Coppa's rap sheet includes murder conspiracies, drug dealing, stock fraud, loansharking extortion and tax fraud going back to 1963. He was inducted into the crime family in 1977. He served as an acting capo, a full captain, and was a member of the family's Administration during the late 1990s, when he and Massino vacationed together with their wives.

At the hearing Todd Kaminsky, then assistant U.S. attorney, told Judge Glasser:

"I don't think there's any question that Mr. Sater has prevented far more financial fraud than he has caused. ... Mr. Sater was really the F.B.I.s entry into the types of financial frauds that were being perpetrated at the time, in the mid to late 90s, the criminal financial wizards were one step ahead of law enforcement and literally that was until Felix Sater cooperated with the F.B.I.

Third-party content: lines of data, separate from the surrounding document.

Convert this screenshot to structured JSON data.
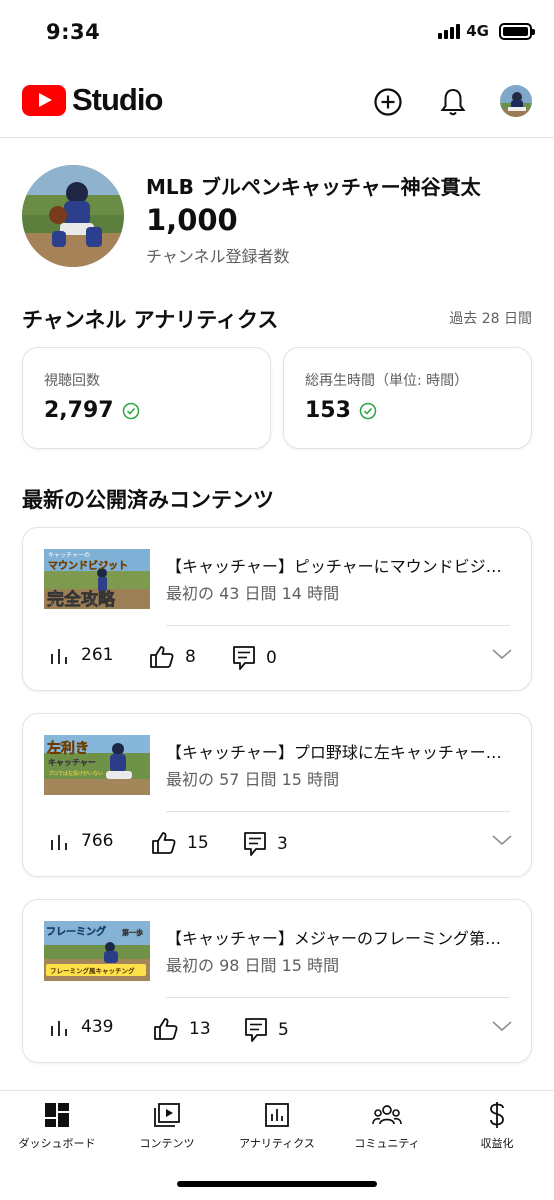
{
  "status_bar": {
    "time": "9:34",
    "network": "4G"
  },
  "header": {
    "logo_text": "Studio",
    "create_icon": "add-circle-icon",
    "notifications_icon": "bell-icon"
  },
  "channel": {
    "name": "MLB ブルペンキャッチャー神谷貫太",
    "subscriber_count": "1,000",
    "subscriber_label": "チャンネル登録者数"
  },
  "analytics": {
    "title": "チャンネル アナリティクス",
    "period": "過去 28 日間",
    "metrics": [
      {
        "label": "視聴回数",
        "value": "2,797"
      },
      {
        "label": "総再生時間（単位: 時間）",
        "value": "153"
      }
    ]
  },
  "latest": {
    "title": "最新の公開済みコンテンツ",
    "items": [
      {
        "title": "【キャッチャー】ピッチャーにマウンドビジットで完全攻略",
        "subtitle": "最初の 43 日間 14 時間",
        "views": "261",
        "likes": "8",
        "comments": "0",
        "thumb_lines": [
          "キャッチャーの",
          "マウンドビジット",
          "完全攻略"
        ]
      },
      {
        "title": "【キャッチャー】プロ野球に左キャッチャーがいない理由",
        "subtitle": "最初の 57 日間 15 時間",
        "views": "766",
        "likes": "15",
        "comments": "3",
        "thumb_lines": [
          "左利き",
          "キャッチャー",
          "プロでは左投げがいない"
        ]
      },
      {
        "title": "【キャッチャー】メジャーのフレーミング第一歩",
        "subtitle": "最初の 98 日間 15 時間",
        "views": "439",
        "likes": "13",
        "comments": "5",
        "thumb_lines": [
          "フレーミング",
          "第一歩",
          "フレーミング風キャッチング"
        ]
      }
    ]
  },
  "bottom_nav": {
    "items": [
      {
        "label": "ダッシュボード",
        "icon": "dashboard-icon"
      },
      {
        "label": "コンテンツ",
        "icon": "content-icon"
      },
      {
        "label": "アナリティクス",
        "icon": "analytics-icon"
      },
      {
        "label": "コミュニティ",
        "icon": "community-icon"
      },
      {
        "label": "収益化",
        "icon": "dollar-icon"
      }
    ]
  },
  "colors": {
    "brand_red": "#ff0000",
    "check_green": "#2ba640",
    "text_secondary": "#606060"
  }
}
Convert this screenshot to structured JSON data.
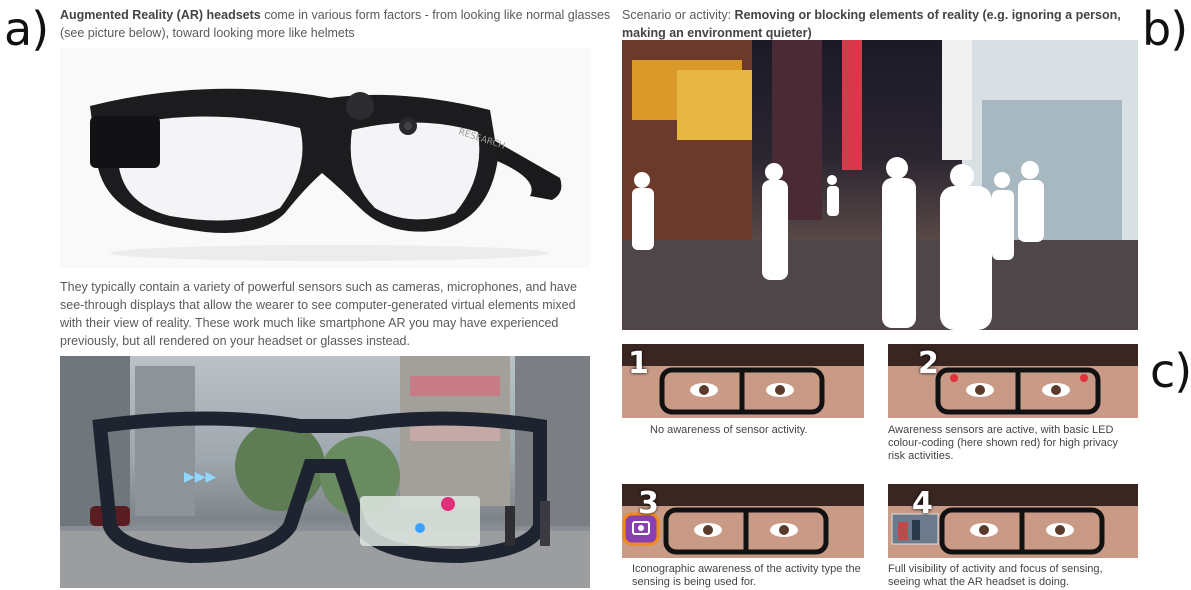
{
  "labels": {
    "a": "a)",
    "b": "b)",
    "c": "c)"
  },
  "panel_a": {
    "intro_bold": "Augmented Reality (AR) headsets",
    "intro_rest": " come in various form factors - from looking like normal glasses (see picture below), toward looking more like helmets",
    "glasses_brand": "RESEARCH",
    "sensors_text": "They typically contain a variety of powerful sensors such as cameras, microphones, and have see-through displays that allow the wearer to see computer-generated virtual elements mixed with their view of reality. These work much like smartphone AR you may have experienced previously, but all rendered on your headset or glasses instead."
  },
  "panel_b": {
    "scenario_prefix": "Scenario or activity: ",
    "scenario_bold": "Removing or blocking elements of reality (e.g. ignoring a person, making an environment quieter)"
  },
  "panel_c": {
    "items": [
      {
        "number": "1",
        "caption": "No awareness of sensor activity."
      },
      {
        "number": "2",
        "caption": "Awareness sensors are active, with basic LED colour-coding (here shown red) for high privacy risk activities."
      },
      {
        "number": "3",
        "caption": "Iconographic awareness of the activity type the sensing is being used for."
      },
      {
        "number": "4",
        "caption": "Full visibility of activity and focus of sensing, seeing what the AR headset is doing."
      }
    ]
  },
  "colors": {
    "led_red": "#e0303a",
    "camera_badge": "#8a3fb0",
    "badge_ring": "#f08a1a"
  }
}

"The 19 other defendants in the United States v. Coppa case that came before your Honor is certainly the most concrete form of that. But far and beyond those 19 defendants Felix Sater explained to the F.B.I. how these schemes operated. And then there are instances far too numerous to mention in a 5K letter but they would take any given investigation they were looking into at the time bring it in front of Felix Sater and he would explain to them what was going on. He clearly illuminated and elicited information to them which brought countless arrests and halted the fraud at the time. That would be enough your Honor for us to stand here and tell you that Felix Sater went above and beyond but that was only the beginning.

"Time and time again all agents here and numerous others who couldnt be here today have told the government Felix Sater was one of the best cooperators we worked with. There was nothing he wouldn't do. No task was too big. He was really helpful and was the key to open a hundred different doors that they couldn't open prior to that time."

Leo Taddeo, then-Assistant Special Agent in the City of Baltimores Field Office, said:

"I worked with Mr. Sater from the outset of this stock fraud investigation and he was the epitome of professionalism in our efforts to not only uncover the scheme but all of the different individuals involved. He answered every single phone call I made to him. He answered every question honestly. He did his best to be truthful and not exaggerate. A person in his situation would have easily believed that he could get more favor from the F.B.I. by making a bigger story than what was already apparent but he didnt exaggerate or try to make himself anymore important than he already was.

"I also observed his interaction with his family and other individuals and I can say hes a dedicated family man and actually a pleasure to work with. In terms of the effects of his cooperation in addition to what is in the 5K letter I just want to add in the mid-90s the F.B.I. was facing the probability of seeing organized crime on Wall Street but not being able to do much about it. And given between success and failure for us is often an effective cooperating witness. Felix Sater was that cooperating witness.

"Your Honor Your Honor he was instrumental bringing Frank Coppa in and as a result of his cooperation caused further damage to the Bonnano family. Without his cooperation it would have been a few more years where the F.B.I. would have effectively removed La Cosa Nostra from the penny stock business. And I would easily credit Felix not only his efforts but the cascading efforts of bringing other witnesses in to basically eliminate the threat on Wall Street. Once again I know he worked with other agents and I heard nothing but similar comments from them about the nature of his cooperation and his personality and professionalism and I'm here today on his behalf. I hope that his family can get on with their lives and he can go on to be prosperous and a good dad and husband."